Airports are the authorized spaces for aircraft takeoff and landing. While some airports are small private and commuter hubs, we generally think of more extensive commercial flight operations when referring to airports.
Along with runways and terminals, airports also include control towers, hangars, taxiways, lounges, food service areas, restaurants, emergency services, security, baggage handling, and more. Because airports are a connection point between cities, countries, and continents, they have unique requirements when it comes to construction and security.
We have worked on 41 airports around the world—constructing new terminals, control towers, parking lots, runway renovations, and more in places like the United Kingdom and Mexico, to name a few. While we bring extensive experience to our projects, we never stop learning or seeking ways to improve. This is a crucial aspect in an industry with high standards of quality and specifications, which go far beyond standards such as ISO 9001 and ISO 14001.
While terminals and control towers are what most people envision when they think of airports, what is overlooked, yet equally important to their safety, are the runways and taxiways. Even the ground the airplane sits on for boarding and disembarkation is constructed with safety in mind.

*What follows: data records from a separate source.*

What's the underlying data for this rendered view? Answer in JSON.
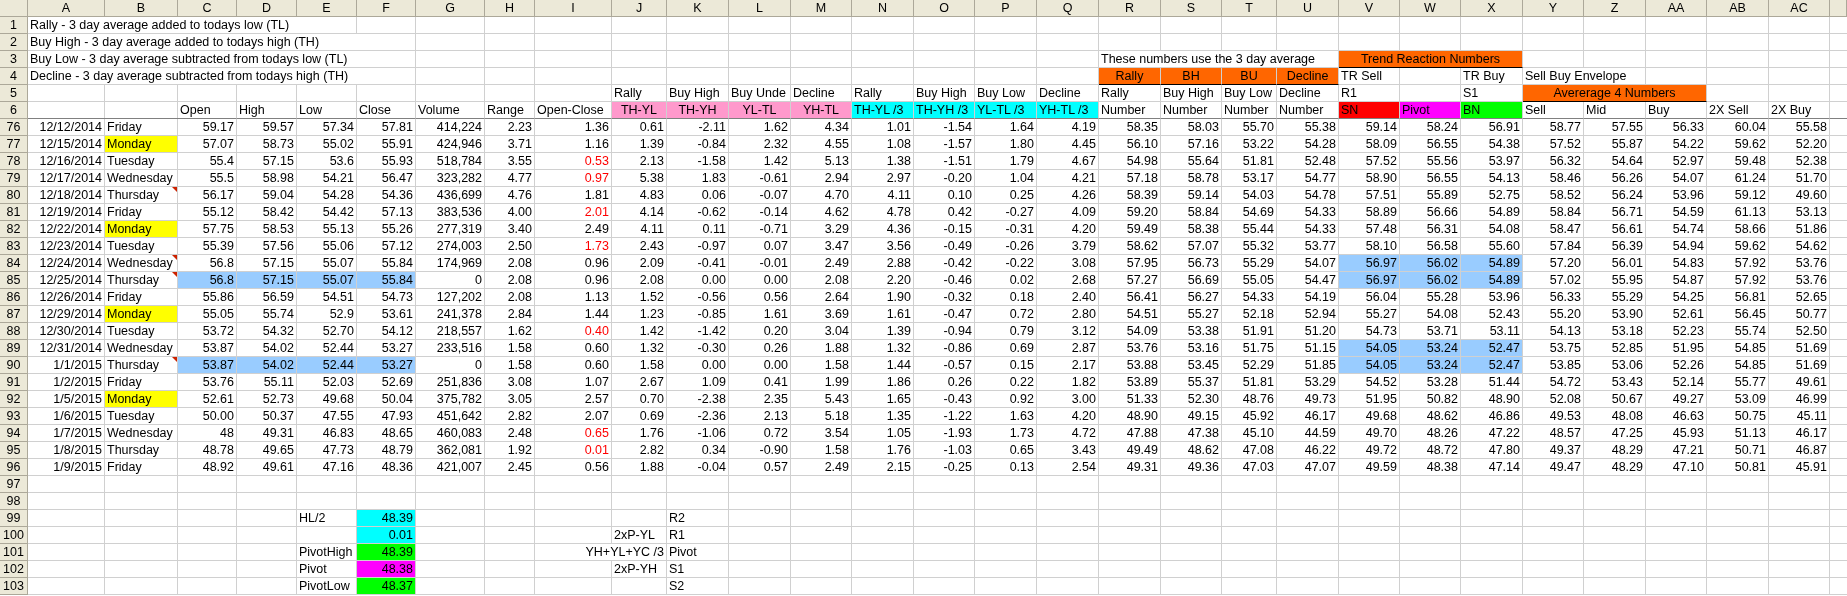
{
  "columns": [
    "A",
    "B",
    "C",
    "D",
    "E",
    "F",
    "G",
    "H",
    "I",
    "J",
    "K",
    "L",
    "M",
    "N",
    "O",
    "P",
    "Q",
    "R",
    "S",
    "T",
    "U",
    "V",
    "W",
    "X",
    "Y",
    "Z",
    "AA",
    "AB",
    "AC"
  ],
  "rows": [
    {
      "number": "1",
      "kind": "plain",
      "cells": {
        "A": "Rally - 3 day average added to todays low (TL)"
      }
    },
    {
      "number": "2",
      "kind": "plain",
      "cells": {
        "A": "Buy High - 3 day average added to todays high (TH)"
      }
    },
    {
      "number": "3",
      "kind": "plain",
      "cells": {
        "A": "Buy Low - 3 day average subtracted from todays low (TL)",
        "R": "These numbers use the 3 day average",
        "V": {
          "text": "Trend Reaction Numbers",
          "kind": "heading",
          "color": "#ff6600"
        }
      }
    },
    {
      "number": "4",
      "kind": "plain",
      "cells": {
        "A": "Decline - 3 day average subtracted from todays high (TH)",
        "R": {
          "text": "Rally",
          "kind": "heading",
          "color": "#ff6600"
        },
        "S": {
          "text": "BH",
          "kind": "heading",
          "color": "#ff6600"
        },
        "T": {
          "text": "BU",
          "kind": "heading",
          "color": "#ff6600"
        },
        "U": {
          "text": "Decline",
          "kind": "heading",
          "color": "#ff6600"
        },
        "V": "TR Sell",
        "X": "TR Buy",
        "Y": "Sell Buy Envelope"
      }
    },
    {
      "number": "5",
      "kind": "plain",
      "cells": {
        "J": "Rally",
        "K": "Buy High",
        "L": "Buy Unde",
        "M": "Decline",
        "N": "Rally",
        "O": "Buy High",
        "P": "Buy Low",
        "Q": "Decline",
        "R": "Rally",
        "S": "Buy High",
        "T": "Buy Low",
        "U": "Decline",
        "V": "R1",
        "X": "S1",
        "Y": {
          "text": "Avererage 4 Numbers",
          "kind": "heading",
          "color": "#ff6600"
        }
      }
    },
    {
      "number": "6",
      "kind": "header",
      "cells": {
        "C": "Open",
        "D": "High",
        "E": "Low",
        "F": "Close",
        "G": "Volume",
        "H": "Range",
        "I": "Open-Close",
        "J": {
          "text": "TH-YL",
          "kind": "centered",
          "color": "#ff99cc"
        },
        "K": {
          "text": "TH-YH",
          "kind": "centered",
          "color": "#ff99cc"
        },
        "L": {
          "text": "YL-TL",
          "kind": "centered",
          "color": "#ff99cc"
        },
        "M": {
          "text": "YH-TL",
          "kind": "centered",
          "color": "#ff99cc"
        },
        "N": {
          "text": "TH-YL /3",
          "color": "#00ffff"
        },
        "O": {
          "text": "TH-YH /3",
          "color": "#00ffff"
        },
        "P": {
          "text": "YL-TL /3",
          "color": "#00ffff"
        },
        "Q": {
          "text": "YH-TL /3",
          "color": "#00ffff"
        },
        "R": "Number",
        "S": "Number",
        "T": "Number",
        "U": "Number",
        "V": {
          "text": "SN",
          "color": "#ff0000"
        },
        "W": {
          "text": "Pivot",
          "color": "#ff00ff"
        },
        "X": {
          "text": "BN",
          "color": "#00ff00"
        },
        "Y": "Sell",
        "Z": "Mid",
        "AA": "Buy",
        "AB": "2X Sell",
        "AC": "2X Buy"
      }
    },
    {
      "number": "76",
      "kind": "data",
      "values": [
        "12/12/2014",
        "Friday",
        "59.17",
        "59.57",
        "57.34",
        "57.81",
        "414,224",
        "2.23",
        "1.36",
        "0.61",
        "-2.11",
        "1.62",
        "4.34",
        "1.01",
        "-1.54",
        "1.64",
        "4.19",
        "58.35",
        "58.03",
        "55.70",
        "55.38",
        "59.14",
        "58.24",
        "56.91",
        "58.77",
        "57.55",
        "56.33",
        "60.04",
        "55.58"
      ]
    },
    {
      "number": "77",
      "kind": "data",
      "values": [
        "12/15/2014",
        {
          "text": "Monday",
          "color": "#ffff00"
        },
        "57.07",
        "58.73",
        "55.02",
        "55.91",
        "424,946",
        "3.71",
        "1.16",
        "1.39",
        "-0.84",
        "2.32",
        "4.55",
        "1.08",
        "-1.57",
        "1.80",
        "4.45",
        "56.10",
        "57.16",
        "53.22",
        "54.28",
        "58.09",
        "56.55",
        "54.38",
        "57.52",
        "55.87",
        "54.22",
        "59.62",
        "52.20"
      ]
    },
    {
      "number": "78",
      "kind": "data",
      "values": [
        "12/16/2014",
        "Tuesday",
        "55.4",
        "57.15",
        "53.6",
        "55.93",
        "518,784",
        "3.55",
        {
          "text": "0.53",
          "kind": "alert"
        },
        "2.13",
        "-1.58",
        "1.42",
        "5.13",
        "1.38",
        "-1.51",
        "1.79",
        "4.67",
        "54.98",
        "55.64",
        "51.81",
        "52.48",
        "57.52",
        "55.56",
        "53.97",
        "56.32",
        "54.64",
        "52.97",
        "59.48",
        "52.38"
      ]
    },
    {
      "number": "79",
      "kind": "data",
      "values": [
        "12/17/2014",
        "Wednesday",
        "55.5",
        "58.98",
        "54.21",
        "56.47",
        "323,282",
        "4.77",
        {
          "text": "0.97",
          "kind": "alert"
        },
        "5.38",
        "1.83",
        "-0.61",
        "2.94",
        "2.97",
        "-0.20",
        "1.04",
        "4.21",
        "57.18",
        "58.78",
        "53.17",
        "54.77",
        "58.90",
        "56.55",
        "54.13",
        "58.46",
        "56.26",
        "54.07",
        "61.24",
        "51.70"
      ]
    },
    {
      "number": "80",
      "kind": "data",
      "values": [
        "12/18/2014",
        {
          "text": "Thursday",
          "comment": true
        },
        "56.17",
        "59.04",
        "54.28",
        "54.36",
        "436,699",
        "4.76",
        "1.81",
        "4.83",
        "0.06",
        "-0.07",
        "4.70",
        "4.11",
        "0.10",
        "0.25",
        "4.26",
        "58.39",
        "59.14",
        "54.03",
        "54.78",
        "57.51",
        "55.89",
        "52.75",
        "58.52",
        "56.24",
        "53.96",
        "59.12",
        "49.60"
      ]
    },
    {
      "number": "81",
      "kind": "data",
      "values": [
        "12/19/2014",
        "Friday",
        "55.12",
        "58.42",
        "54.42",
        "57.13",
        "383,536",
        "4.00",
        {
          "text": "2.01",
          "kind": "alert"
        },
        "4.14",
        "-0.62",
        "-0.14",
        "4.62",
        "4.78",
        "0.42",
        "-0.27",
        "4.09",
        "59.20",
        "58.84",
        "54.69",
        "54.33",
        "58.89",
        "56.66",
        "54.89",
        "58.84",
        "56.71",
        "54.59",
        "61.13",
        "53.13"
      ]
    },
    {
      "number": "82",
      "kind": "data",
      "values": [
        "12/22/2014",
        {
          "text": "Monday",
          "color": "#ffff00"
        },
        "57.75",
        "58.53",
        "55.13",
        "55.26",
        "277,319",
        "3.40",
        "2.49",
        "4.11",
        "0.11",
        "-0.71",
        "3.29",
        "4.36",
        "-0.15",
        "-0.31",
        "4.20",
        "59.49",
        "58.38",
        "55.44",
        "54.33",
        "57.48",
        "56.31",
        "54.08",
        "58.47",
        "56.61",
        "54.74",
        "58.66",
        "51.86"
      ]
    },
    {
      "number": "83",
      "kind": "data",
      "values": [
        "12/23/2014",
        "Tuesday",
        "55.39",
        "57.56",
        "55.06",
        "57.12",
        "274,003",
        "2.50",
        {
          "text": "1.73",
          "kind": "alert"
        },
        "2.43",
        "-0.97",
        "0.07",
        "3.47",
        "3.56",
        "-0.49",
        "-0.26",
        "3.79",
        "58.62",
        "57.07",
        "55.32",
        "53.77",
        "58.10",
        "56.58",
        "55.60",
        "57.84",
        "56.39",
        "54.94",
        "59.62",
        "54.62"
      ]
    },
    {
      "number": "84",
      "kind": "data",
      "values": [
        "12/24/2014",
        {
          "text": "Wednesday",
          "comment": true
        },
        "56.8",
        "57.15",
        "55.07",
        "55.84",
        "174,969",
        "2.08",
        "0.96",
        "2.09",
        "-0.41",
        "-0.01",
        "2.49",
        "2.88",
        "-0.42",
        "-0.22",
        "3.08",
        "57.95",
        "56.73",
        "55.29",
        "54.07",
        {
          "text": "56.97",
          "color": "#99ccff"
        },
        {
          "text": "56.02",
          "color": "#99ccff"
        },
        {
          "text": "54.89",
          "color": "#99ccff"
        },
        "57.20",
        "56.01",
        "54.83",
        "57.92",
        "53.76"
      ]
    },
    {
      "number": "85",
      "kind": "data",
      "values": [
        "12/25/2014",
        {
          "text": "Thursday",
          "comment": true
        },
        {
          "text": "56.8",
          "color": "#99ccff"
        },
        {
          "text": "57.15",
          "color": "#99ccff"
        },
        {
          "text": "55.07",
          "color": "#99ccff"
        },
        {
          "text": "55.84",
          "color": "#99ccff"
        },
        "0",
        "2.08",
        "0.96",
        "2.08",
        "0.00",
        "0.00",
        "2.08",
        "2.20",
        "-0.46",
        "0.02",
        "2.68",
        "57.27",
        "56.69",
        "55.05",
        "54.47",
        {
          "text": "56.97",
          "color": "#99ccff"
        },
        {
          "text": "56.02",
          "color": "#99ccff"
        },
        {
          "text": "54.89",
          "color": "#99ccff"
        },
        "57.02",
        "55.95",
        "54.87",
        "57.92",
        "53.76"
      ]
    },
    {
      "number": "86",
      "kind": "data",
      "values": [
        "12/26/2014",
        "Friday",
        "55.86",
        "56.59",
        "54.51",
        "54.73",
        "127,202",
        "2.08",
        "1.13",
        "1.52",
        "-0.56",
        "0.56",
        "2.64",
        "1.90",
        "-0.32",
        "0.18",
        "2.40",
        "56.41",
        "56.27",
        "54.33",
        "54.19",
        "56.04",
        "55.28",
        "53.96",
        "56.33",
        "55.29",
        "54.25",
        "56.81",
        "52.65"
      ]
    },
    {
      "number": "87",
      "kind": "data",
      "values": [
        "12/29/2014",
        {
          "text": "Monday",
          "color": "#ffff00"
        },
        "55.05",
        "55.74",
        "52.9",
        "53.61",
        "241,378",
        "2.84",
        "1.44",
        "1.23",
        "-0.85",
        "1.61",
        "3.69",
        "1.61",
        "-0.47",
        "0.72",
        "2.80",
        "54.51",
        "55.27",
        "52.18",
        "52.94",
        "55.27",
        "54.08",
        "52.43",
        "55.20",
        "53.90",
        "52.61",
        "56.45",
        "50.77"
      ]
    },
    {
      "number": "88",
      "kind": "data",
      "values": [
        "12/30/2014",
        "Tuesday",
        "53.72",
        "54.32",
        "52.70",
        "54.12",
        "218,557",
        "1.62",
        {
          "text": "0.40",
          "kind": "alert"
        },
        "1.42",
        "-1.42",
        "0.20",
        "3.04",
        "1.39",
        "-0.94",
        "0.79",
        "3.12",
        "54.09",
        "53.38",
        "51.91",
        "51.20",
        "54.73",
        "53.71",
        "53.11",
        "54.13",
        "53.18",
        "52.23",
        "55.74",
        "52.50"
      ]
    },
    {
      "number": "89",
      "kind": "data",
      "values": [
        "12/31/2014",
        "Wednesday",
        "53.87",
        "54.02",
        "52.44",
        "53.27",
        "233,516",
        "1.58",
        "0.60",
        "1.32",
        "-0.30",
        "0.26",
        "1.88",
        "1.32",
        "-0.86",
        "0.69",
        "2.87",
        "53.76",
        "53.16",
        "51.75",
        "51.15",
        {
          "text": "54.05",
          "color": "#99ccff"
        },
        {
          "text": "53.24",
          "color": "#99ccff"
        },
        {
          "text": "52.47",
          "color": "#99ccff"
        },
        "53.75",
        "52.85",
        "51.95",
        "54.85",
        "51.69"
      ]
    },
    {
      "number": "90",
      "kind": "data",
      "values": [
        "1/1/2015",
        {
          "text": "Thursday",
          "comment": true
        },
        {
          "text": "53.87",
          "color": "#99ccff"
        },
        {
          "text": "54.02",
          "color": "#99ccff"
        },
        {
          "text": "52.44",
          "color": "#99ccff"
        },
        {
          "text": "53.27",
          "color": "#99ccff"
        },
        "0",
        "1.58",
        "0.60",
        "1.58",
        "0.00",
        "0.00",
        "1.58",
        "1.44",
        "-0.57",
        "0.15",
        "2.17",
        "53.88",
        "53.45",
        "52.29",
        "51.85",
        {
          "text": "54.05",
          "color": "#99ccff"
        },
        {
          "text": "53.24",
          "color": "#99ccff"
        },
        {
          "text": "52.47",
          "color": "#99ccff"
        },
        "53.85",
        "53.06",
        "52.26",
        "54.85",
        "51.69"
      ]
    },
    {
      "number": "91",
      "kind": "data",
      "values": [
        "1/2/2015",
        "Friday",
        "53.76",
        "55.11",
        "52.03",
        "52.69",
        "251,836",
        "3.08",
        "1.07",
        "2.67",
        "1.09",
        "0.41",
        "1.99",
        "1.86",
        "0.26",
        "0.22",
        "1.82",
        "53.89",
        "55.37",
        "51.81",
        "53.29",
        "54.52",
        "53.28",
        "51.44",
        "54.72",
        "53.43",
        "52.14",
        "55.77",
        "49.61"
      ]
    },
    {
      "number": "92",
      "kind": "data",
      "values": [
        "1/5/2015",
        {
          "text": "Monday",
          "color": "#ffff00"
        },
        "52.61",
        "52.73",
        "49.68",
        "50.04",
        "375,782",
        "3.05",
        "2.57",
        "0.70",
        "-2.38",
        "2.35",
        "5.43",
        "1.65",
        "-0.43",
        "0.92",
        "3.00",
        "51.33",
        "52.30",
        "48.76",
        "49.73",
        "51.95",
        "50.82",
        "48.90",
        "52.08",
        "50.67",
        "49.27",
        "53.09",
        "46.99"
      ]
    },
    {
      "number": "93",
      "kind": "data",
      "values": [
        "1/6/2015",
        "Tuesday",
        "50.00",
        "50.37",
        "47.55",
        "47.93",
        "451,642",
        "2.82",
        "2.07",
        "0.69",
        "-2.36",
        "2.13",
        "5.18",
        "1.35",
        "-1.22",
        "1.63",
        "4.20",
        "48.90",
        "49.15",
        "45.92",
        "46.17",
        "49.68",
        "48.62",
        "46.86",
        "49.53",
        "48.08",
        "46.63",
        "50.75",
        "45.11"
      ]
    },
    {
      "number": "94",
      "kind": "data",
      "values": [
        "1/7/2015",
        "Wednesday",
        "48",
        "49.31",
        "46.83",
        "48.65",
        "460,083",
        "2.48",
        {
          "text": "0.65",
          "kind": "alert"
        },
        "1.76",
        "-1.06",
        "0.72",
        "3.54",
        "1.05",
        "-1.93",
        "1.73",
        "4.72",
        "47.88",
        "47.38",
        "45.10",
        "44.59",
        "49.70",
        "48.26",
        "47.22",
        "48.57",
        "47.25",
        "45.93",
        "51.13",
        "46.17"
      ]
    },
    {
      "number": "95",
      "kind": "data",
      "values": [
        "1/8/2015",
        "Thursday",
        "48.78",
        "49.65",
        "47.73",
        "48.79",
        "362,081",
        "1.92",
        {
          "text": "0.01",
          "kind": "alert"
        },
        "2.82",
        "0.34",
        "-0.90",
        "1.58",
        "1.76",
        "-1.03",
        "0.65",
        "3.43",
        "49.49",
        "48.62",
        "47.08",
        "46.22",
        "49.72",
        "48.72",
        "47.80",
        "49.37",
        "48.29",
        "47.21",
        "50.71",
        "46.87"
      ]
    },
    {
      "number": "96",
      "kind": "data",
      "values": [
        "1/9/2015",
        "Friday",
        "48.92",
        "49.61",
        "47.16",
        "48.36",
        "421,007",
        "2.45",
        "0.56",
        "1.88",
        "-0.04",
        "0.57",
        "2.49",
        "2.15",
        "-0.25",
        "0.13",
        "2.54",
        "49.31",
        "49.36",
        "47.03",
        "47.07",
        "49.59",
        "48.38",
        "47.14",
        "49.47",
        "48.29",
        "47.10",
        "50.81",
        "45.91"
      ]
    },
    {
      "number": "97",
      "kind": "plain",
      "cells": {}
    },
    {
      "number": "98",
      "kind": "plain",
      "cells": {}
    },
    {
      "number": "99",
      "kind": "plain",
      "cells": {
        "E": "HL/2",
        "F": {
          "text": "48.39",
          "kind": "value",
          "color": "#00ffff"
        },
        "K": "R2"
      }
    },
    {
      "number": "100",
      "kind": "plain",
      "cells": {
        "F": {
          "text": "0.01",
          "kind": "value",
          "color": "#00ffff"
        },
        "J": "2xP-YL",
        "K": "R1"
      }
    },
    {
      "number": "101",
      "kind": "plain",
      "cells": {
        "E": "PivotHigh",
        "F": {
          "text": "48.39",
          "kind": "value",
          "color": "#00ff00"
        },
        "J": {
          "text": "YH+YL+YC /3",
          "kind": "value"
        },
        "K": "Pivot"
      }
    },
    {
      "number": "102",
      "kind": "plain",
      "cells": {
        "E": "Pivot",
        "F": {
          "text": "48.38",
          "kind": "value",
          "color": "#ff00ff"
        },
        "J": "2xP-YH",
        "K": "S1"
      }
    },
    {
      "number": "103",
      "kind": "plain",
      "cells": {
        "E": "PivotLow",
        "F": {
          "text": "48.37",
          "kind": "value",
          "color": "#00ff00"
        },
        "K": "S2"
      }
    }
  ]
}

Renovations inside an airport can undoubtedly cause a level of inconvenience to passengers, while improvements outside can often have a far greater impact on passengers and airport operations due to flight cancellations and delays.
According to a study by the U.S. Federal Aviation Administration, domestic flight delays were found to cost the U.S. economy $31.2 billion in 2007, including $8.3 billion in direct costs to airlines, $16.7 billion in direct costs to passengers, $2.2 billion from lost demand and $4.0 billion in forgone GDP.
In 2016 we were involved in the regeneration of 70,000 tons of flexible pavement at the Adolfo Suárez Madrid-Barajas Airport. We completed this record-setting job in just five days with crews working 24 hours a day, significantly reducing the negative impact on operations and the economy.